and the Fas Tracks program – a multi-billion
dollar comprehensive transit expansion
plan to build 122 miles of new commuter
rail and light rail, 18 miles of bus rapid
transit, 21,000 new parking spaces at
light rail and bus stations, and enhanced
bus service for easier bus/rail connections across an eight-county district. The
following is an overview of the city’s
major highways and byways.
Metro Denver provides an efficient network of streets, freeways and highways.
• In addition, I-225 serves the southeast
quadrant of metro Denver.
• U.S. 285 and U.S. 6 connect the western
foothills and metro Denver.
• U.S. 36, also known as the Boulder
Turnpike, provides quick northwest access
between downtown Denver and Boulder.
• Metro Denver is at the crossroads of three
major interstates—I- 25 is the north-south
route, while both I- 70 and I- 76 provide
About three-quarters of the beltway around
metro Denver has been completed, and an
Environmental Impact Statement (EIS) study is
currently underway to look at options for
completing the last beltway portion in
northwestern Jefferson County. As of March
2011, the beltway includes:
• C-470 ( 26 miles) extends from I- 25 in

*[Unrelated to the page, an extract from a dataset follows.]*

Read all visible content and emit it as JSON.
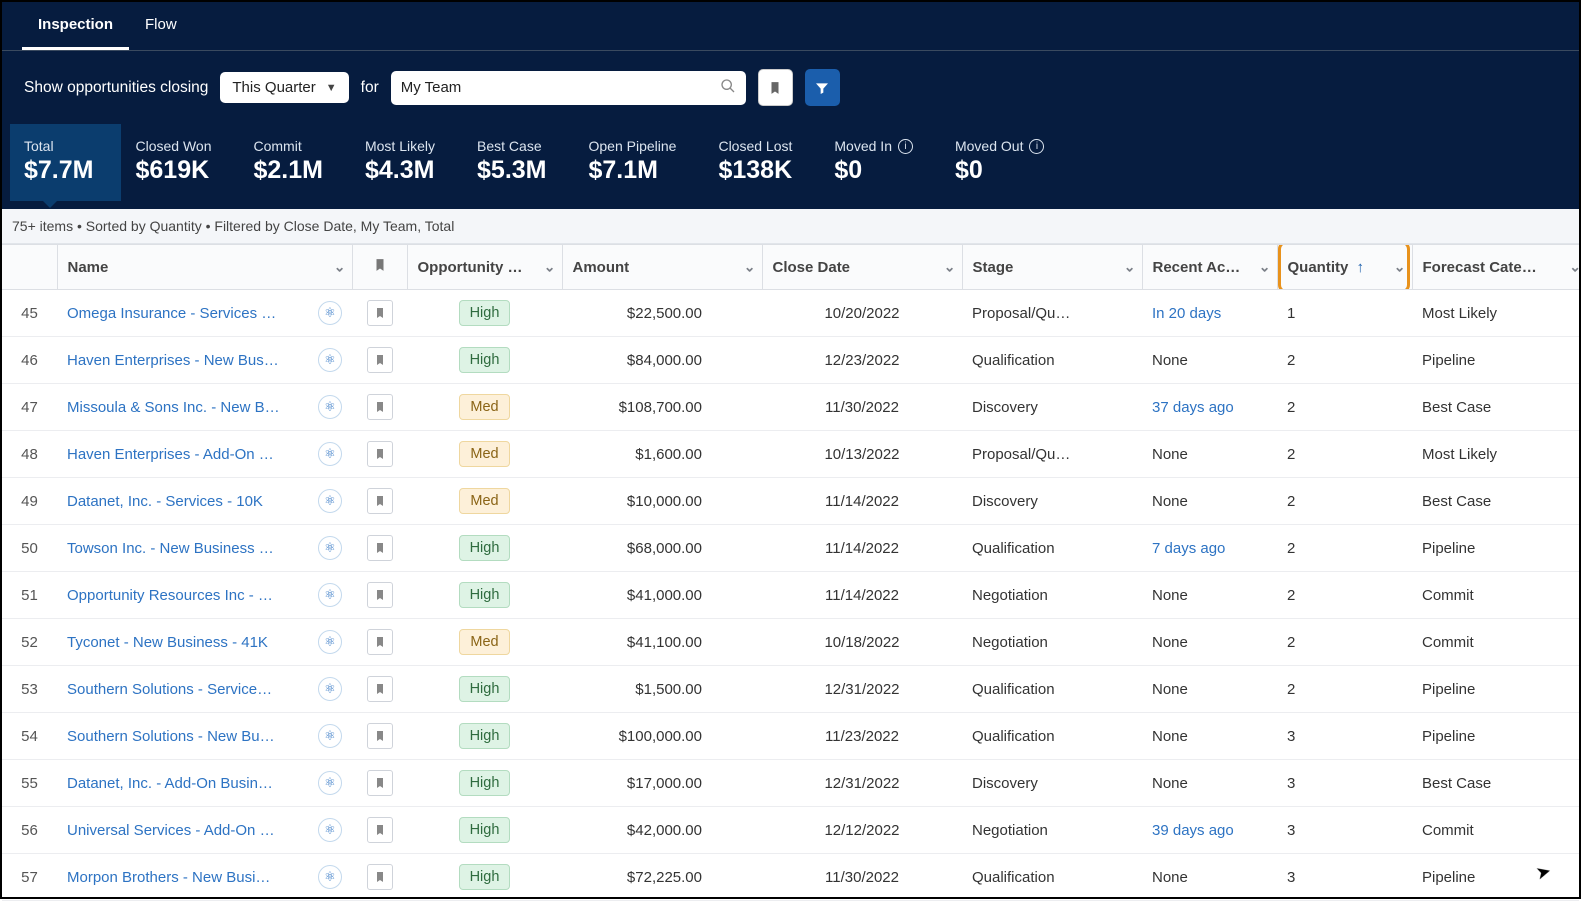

the southern metro area to I- 70 near
Golden. The C-470 Corridor has
emerged as one of metro Denver’s
major economic corridors, providing a
vital connection between the mountains
and the southern suburbs and Front
• E-470 (toll road, 47 miles) runs along
the eastern perimeter of the metro
area and extends from C-470 at I- 25
(south of Denver), runs east and then
north through Aurora, passes along
the western edge of the Denver
International Airport, and turns west,
terminating at I- 25 on the north end
of the metro area.
• Northwest Parkway (toll road, 11 miles)
connects with E-470 and I- 25 at 157th
Avenue in metro Denver.